Knowest his will - Hast been favored with a revelation of his own will, immediately from himself.
The things that are more excellent - τα δισφεροντα, The things that differ - that revelation which God has given of himself makes the nicest distinctions between right and wrong; between vice and virtue; showing how you should walk so as to please God, and, consequently, acquire the most excellent portion that human spirits can have on this side heaven: for all these blessings ye acknowledge to receive from your law, being instructed, κατηχουμενος, being catechized, from your infancy, in the knowledge of Divine things.
And knowest his will - The will or commands of God. This knowledge they obtained from the Scriptures; and of course in this they were distinguished from other nations.
And approvest - The word used here is capable of two interpretations. It may mean either to distinguish, or to approve. The word is properly and usually applied to the process of testing or trying metals by fire. Hence, it comes to be used in a general sense to try or to distinguish anything; to ascertain its nature, quality, etc.; Luke 12:56. This is probably its meaning here, referring rather to the intellectual process of discriminating, than to the moral process of approving. It could not, perhaps, be said with propriety, at least the scope of the passage does not properly suppose this, that the Jew approved or loved the things of God: but the scope of the passage is, that the Jew valued himself on his knowledge of what was conformable to the will of God; see the notes at Romans 14.

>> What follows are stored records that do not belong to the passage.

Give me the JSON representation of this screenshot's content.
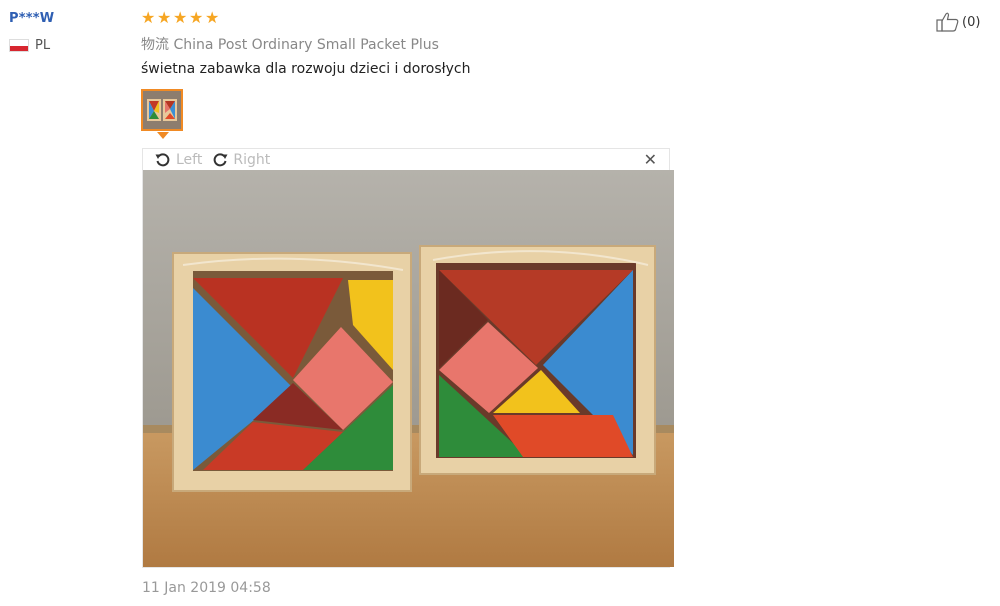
{
  "reviewer": {
    "name": "P***W",
    "country": "PL"
  },
  "rating": 5,
  "shipping_label": "物流 China Post Ordinary Small Packet Plus",
  "review_text": "świetna zabawka dla rozwoju dzieci i dorosłych",
  "viewer": {
    "rotate_left_label": "Left",
    "rotate_right_label": "Right"
  },
  "date": "11 Jan 2019 04:58",
  "helpful": {
    "count_label": "(0)"
  },
  "icons": {
    "star": "star-icon",
    "flag": "poland-flag-icon",
    "rotate_left": "rotate-left-icon",
    "rotate_right": "rotate-right-icon",
    "close": "close-icon",
    "thumbs_up": "thumbs-up-icon"
  },
  "colors": {
    "user_name": "#2f5fb3",
    "star": "#f6a623",
    "thumb_border": "#f08a24"
  }
}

The things that are more excellent - The word translated here “more excellent” denotes properly the things that differ from others, and then also the things that excel. It has an ambiguity similar to the word translated “approved.” If the interpretation of that word above given is correct, then this word here means those things that differ from others. The reference is to the rites and customs, to the distinctions of meats and days, etc., prescribed by the Law of Moses. The Jew would pride himself on the fact that he had been taught by the Law to make these distinctions, while all the pagan world had been left in ignorance of them. This was one of the advantages on which he valued himself and his religion.
Being instructed - That is, in regard to the one God, his will, and the distinguishing rites of his worship.